There are some parts of the quarters coverage scheme that are universal, one difference you will see is where defenses line up their strong side curl-flat defender versus “two detached” formations.
A team like Michigan State that plays with mostly base personnel will use a linebacker to midpoint the #2 receiver and the end man on the line of scrimmage.
This alignment can create a conflict versus play action. In Michigan State’s quarters scheme the Sam linebacker is responsible for a gap in the run game but also to collision #2 and play the curl-flat area. Because Sam is tied into the box he must respect the play action fake. With #2 already having outside leverage, once the Sam steps to the fake it opens up a big window to throw the speed out.
Ends up as an easy 13 yard first down completion for the offense.
Defenses like Alabama’s use a 4-2-5 alignment versus two detached formations when in quarters, to take away those types of easy throws. Bama will go with 5 defensive backs in quarters and align the strong safety outside #2.
The strong safety is the curl-flat player in coverage, but he’s not tied into the box. The strong safety’s run responsibility is “force”, meaning he has outside contain and must turn everything back inside to the free safety and pursuit. Because the strong safety has force and is not tied into the box, he does not have to come up hard on a play action fake like the Michigan State linebacker did.

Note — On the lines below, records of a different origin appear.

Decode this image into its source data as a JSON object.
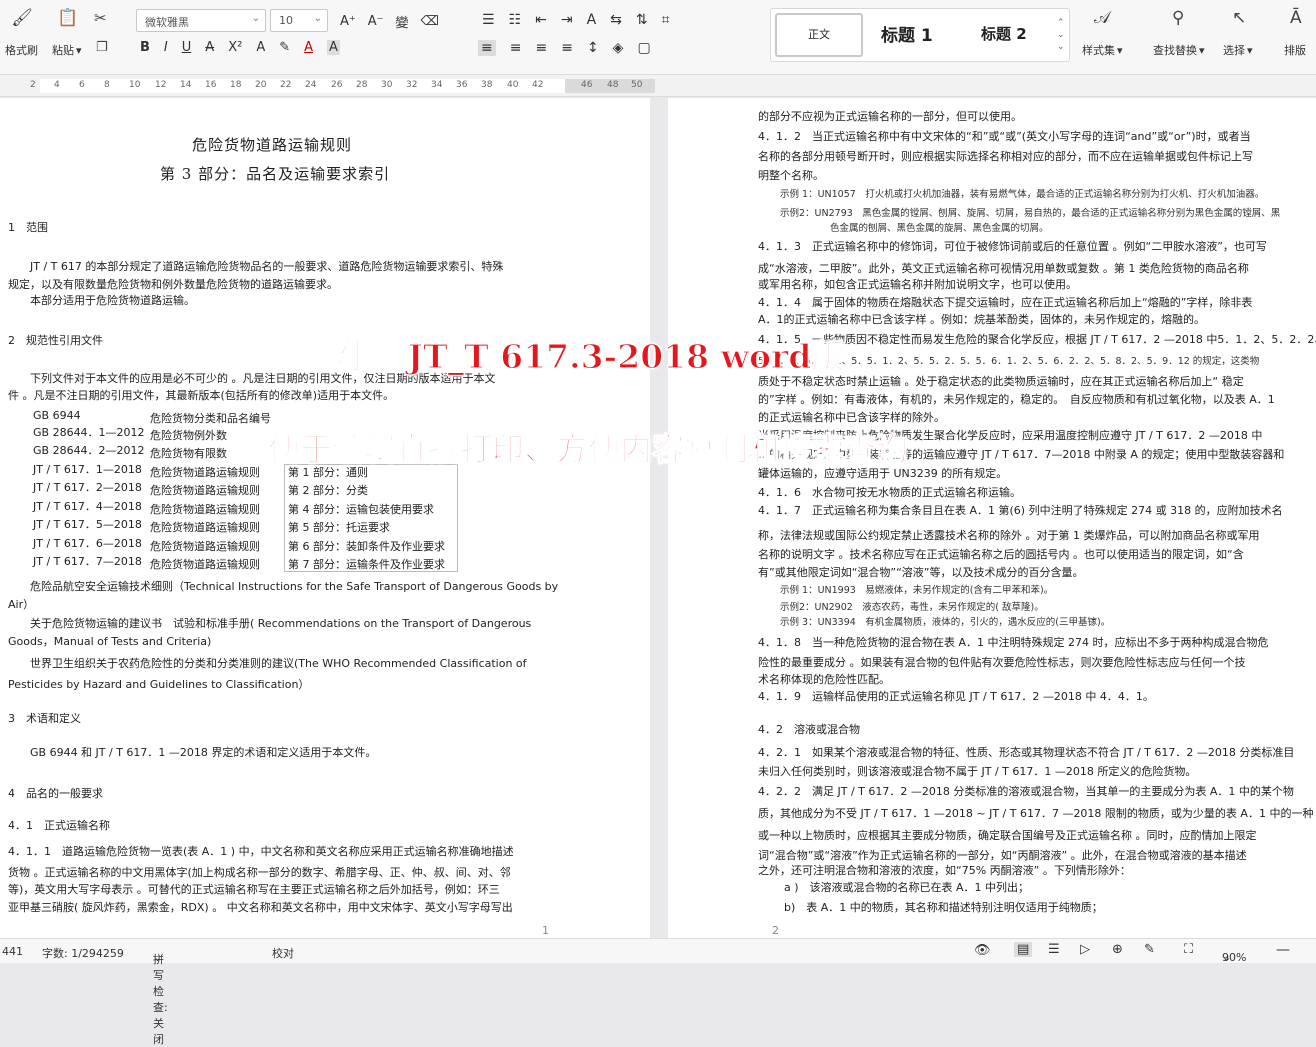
{
  "toolbar": {
    "format_painter": "格式刷",
    "paste": "粘贴",
    "font_name": "微软雅黑",
    "font_size": "10",
    "styles": {
      "normal": "正文",
      "h1": "标题 1",
      "h2": "标题 2"
    },
    "style_set": "样式集",
    "find_replace": "查找替换",
    "select": "选择",
    "layout": "排版"
  },
  "ruler_marks": [
    "2",
    "4",
    "6",
    "8",
    "10",
    "12",
    "14",
    "16",
    "18",
    "20",
    "22",
    "24",
    "26",
    "28",
    "30",
    "32",
    "34",
    "36",
    "38",
    "40",
    "42",
    "46",
    "48",
    "50"
  ],
  "page1": {
    "title1": "危险货物道路运输规则",
    "title2": "第 3 部分：品名及运输要求索引",
    "s1": "1　范围",
    "p1a": "JT / T 617 的本部分规定了道路运输危险货物品名的一般要求、道路危险货物运输要求索引、特殊",
    "p1b": "规定，以及有限数量危险货物和例外数量危险货物的道路运输要求。",
    "p1c": "本部分适用于危险货物道路运输。",
    "s2": "2　规范性引用文件",
    "p2a": "下列文件对于本文件的应用是必不可少的 。凡是注日期的引用文件，仅注日期的版本适用于本文",
    "p2b": "件 。凡是不注日期的引用文件，其最新版本(包括所有的修改单)适用于本文件。",
    "refs": [
      {
        "code": "GB 6944",
        "name": "危险货物分类和品名编号",
        "part": ""
      },
      {
        "code": "GB 28644．1—2012",
        "name": "危险货物例外数",
        "part": ""
      },
      {
        "code": "GB 28644．2—2012",
        "name": "危险货物有限数",
        "part": ""
      },
      {
        "code": "JT / T 617．1—2018",
        "name": "危险货物道路运输规则",
        "part": "第 1 部分：通则"
      },
      {
        "code": "JT / T 617．2—2018",
        "name": "危险货物道路运输规则",
        "part": "第 2 部分：分类"
      },
      {
        "code": "JT / T 617．4—2018",
        "name": "危险货物道路运输规则",
        "part": "第 4 部分：运输包装使用要求"
      },
      {
        "code": "JT / T 617．5—2018",
        "name": "危险货物道路运输规则",
        "part": "第 5 部分：托运要求"
      },
      {
        "code": "JT / T 617．6—2018",
        "name": "危险货物道路运输规则",
        "part": "第 6 部分：装卸条件及作业要求"
      },
      {
        "code": "JT / T 617．7—2018",
        "name": "危险货物道路运输规则",
        "part": "第 7 部分：运输条件及作业要求"
      }
    ],
    "ref_a1": "危险品航空安全运输技术细则（Technical Instructions for the Safe Transport of Dangerous Goods by",
    "ref_a2": "Air）",
    "ref_b1": "关于危险货物运输的建议书　试验和标准手册( Recommendations on the Transport of Dangerous",
    "ref_b2": "Goods，Manual of Tests and Criteria)",
    "ref_c1": "世界卫生组织关于农药危险性的分类和分类准则的建议(The WHO Recommended Classification of",
    "ref_c2": "Pesticides by Hazard and Guidelines to Classification）",
    "s3": "3　术语和定义",
    "p3": "GB 6944 和 JT / T 617．1 —2018 界定的术语和定义适用于本文件。",
    "s4": "4　品名的一般要求",
    "s41": "4．1　正式运输名称",
    "p411a": "4．1．1　道路运输危险货物一览表(表 A．1 ) 中，中文名称和英文名称应采用正式运输名称准确地描述",
    "p411b": "货物 。正式运输名称的中文用黑体字(加上构成名称一部分的数字、希腊字母、正、仲、叔、间、对、邻",
    "p411c": "等)，英文用大写字母表示 。可替代的正式运输名称写在主要正式运输名称之后外加括号，例如：环三",
    "p411d": "亚甲基三硝胺( 旋风炸药，黑索金，RDX) 。 中文名称和英文名称中，用中文宋体字、英文小写字母写出",
    "pageno": "1"
  },
  "page2": {
    "l01": "的部分不应视为正式运输名称的一部分，但可以使用。",
    "l02": "4．1．2　当正式运输名称中有中文宋体的“和”或“或”(英文小写字母的连词“and”或“or”)时，或者当",
    "l03": "名称的各部分用顿号断开时，则应根据实际选择名称相对应的部分，而不应在运输单据或包件标记上写",
    "l04": "明整个名称。",
    "ex1": "示例 1：UN1057　打火机或打火机加油器，装有易燃气体，最合适的正式运输名称分别为打火机、打火机加油器。",
    "ex2a": "示例2：UN2793　黑色金属的镗屑、刨屑、旋屑、切屑，易自热的，最合适的正式运输名称分别为黑色金属的镗屑、黑",
    "ex2b": "色金属的刨屑、黑色金属的旋屑、黑色金属的切屑。",
    "l05": "4．1．3　正式运输名称中的修饰词，可位于被修饰词前或后的任意位置 。例如“二甲胺水溶液”，也可写",
    "l06": "成“水溶液，二甲胺”。此外，英文正式运输名称可视情况用单数或复数 。第 1 类危险货物的商品名称",
    "l07": "或军用名称，如包含正式运输名称并附加说明文字，也可以使用。",
    "l08": "4．1．4　属于固体的物质在熔融状态下提交运输时，应在正式运输名称后加上“熔融的”字样，除非表",
    "l09": "A．1的正式运输名称中已含该字样 。例如：烷基苯酚类，固体的，未另作规定的，熔融的。",
    "l10": "4．1．5　一些物质因不稳定性而易发生危险的聚合化学反应，根据 JT / T 617．2 —2018 中5．1．2、5．2．2、",
    "l11": "5．3．4、5．4．1、5．5．1．2、5．5．2．5．5．6．1．2、5．6．2．2、5．8．2、5．9．12 的规定，这类物",
    "l12": "质处于不稳定状态时禁止运输 。处于稳定状态的此类物质运输时，应在其正式运输名称后加上“ 稳定",
    "l13": "的”字样 。例如：有毒液体，有机的，未另作规定的，稳定的。　自反应物质和有机过氧化物，以及表 A．1",
    "l14": "的正式运输名称中已含该字样的除外。",
    "l15": "当采用温度控制来防止危险物质发生聚合化学反应时，应采用温度控制应遵守 JT / T 617．2 —2018 中",
    "l16": "…的相关规定。中型散装容器等的运输应遵守 JT / T 617．7—2018 中附录 A 的规定；使用中型散装容器和",
    "l17": "罐体运输的，应遵守适用于 UN3239 的所有规定。",
    "l18": "4．1．6　水合物可按无水物质的正式运输名称运输。",
    "l19": "4．1．7　正式运输名称为集合条目且在表 A．1 第(6) 列中注明了特殊规定 274 或 318 的，应附加技术名",
    "l20": "称，法律法规或国际公约规定禁止透露技术名称的除外 。对于第 1 类爆炸品，可以附加商品名称或军用",
    "l21": "名称的说明文字 。技术名称应写在正式运输名称之后的圆括号内 。也可以使用适当的限定词，如“含",
    "l22": "有”或其他限定词如“混合物”“溶液”等，以及技术成分的百分含量。",
    "ex3": "示例 1：UN1993　易燃液体，未另作规定的(含有二甲苯和苯)。",
    "ex4": "示例2：UN2902　液态农药，毒性，未另作规定的( 敌草隆)。",
    "ex5": "示例 3：UN3394　有机金属物质，液体的，引火的，遇水反应的(三甲基镓)。",
    "l23": "4．1．8　当一种危险货物的混合物在表 A．1 中注明特殊规定 274 时，应标出不多于两种构成混合物危",
    "l24": "险性的最重要成分 。如果装有混合物的包件贴有次要危险性标志，则次要危险性标志应与任何一个技",
    "l25": "术名称体现的危险性匹配。",
    "l26": "4．1．9　运输样品使用的正式运输名称见 JT / T 617．2 —2018 中 4．4．1。",
    "s42": "4．2　溶液或混合物",
    "l27": "4．2．1　如果某个溶液或混合物的特征、性质、形态或其物理状态不符合 JT / T 617．2 —2018 分类标准目",
    "l28": "未归入任何类别时，则该溶液或混合物不属于 JT / T 617．1 —2018 所定义的危险货物。",
    "l29": "4．2．2　满足 JT / T 617．2 —2018 分类标准的溶液或混合物，当其单一的主要成分为表 A．1 中的某个物",
    "l30": "质，其他成分为不受 JT / T 617．1 —2018 ~ JT / T 617．7 —2018 限制的物质，或为少量的表 A．1 中的一种",
    "l31": "或一种以上物质时，应根据其主要成分物质，确定联合国编号及正式运输名称 。同时，应酌情加上限定",
    "l32": "词“混合物”或“溶液”作为正式运输名称的一部分，如“丙酮溶液” 。此外，在混合物或溶液的基本描述",
    "l33": "之外，还可注明混合物和溶液的浓度，如“75% 丙酮溶液” 。下列情形除外：",
    "l34": "a )　该溶液或混合物的名称已在表 A．1 中列出；",
    "l35": "b)　表 A．1 中的物质，其名称和描述特别注明仅适用于纯物质；",
    "pageno": "2"
  },
  "overlay": {
    "line1": "附赠 JT_T 617.3-2018 word版",
    "line2": "便于编辑直接打印、方便内容复制和搜索查询"
  },
  "status": {
    "page_cut": "441",
    "words": "字数: 1/294259",
    "spell": "拼写检查: 关闭",
    "proof": "校对",
    "zoom": "90%"
  }
}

Not only does this alignment take away the speed out that was thrown against Michigan State, but it also makes it nearly impossible for teams to throw the popular bubble screen. #2 isn’t an option at all on the bubble due to the position of the strong safety. Auburn tries to throw the bubble to #3 but it’s very difficult to gain the edge versus this defensive alignment.
Already having outside leverage on #2, the strong safety is able to fight the block from the outside in, turning the play back inside to the free safety who is filling the alley.
The bubble screen goes for a minimal gain of a couple of yards.
Now I know some people are going to wonder if playing the strong safety outside of #2 is going to leave you vulnerable in the run game. If your safeties are trained properly you still have strong run support. Here is an example: Bama is in quarters again, SS aligned outside #2, Auburn dials up a jet sweep.
With the strong safety playing his force responsibility and taking on and fighting the block from #2 from the outside in, it forces a cutback. The free safety buzzes his feet until he can diagnose the run play. Once the free safety reads it, he comes downhill immediately. Knowing that he has the strong safety playing force and pursuit help from the inside, it allows the free safety to attack aggressively, rather than worrying about taking the right angle.
The free safety makes the tackle for no gain.
Both Michigan State and Alabama were playing the same coverage, but you can see how some subtle tweaks in personnel and alignment in a quarters scheme can make a huge difference.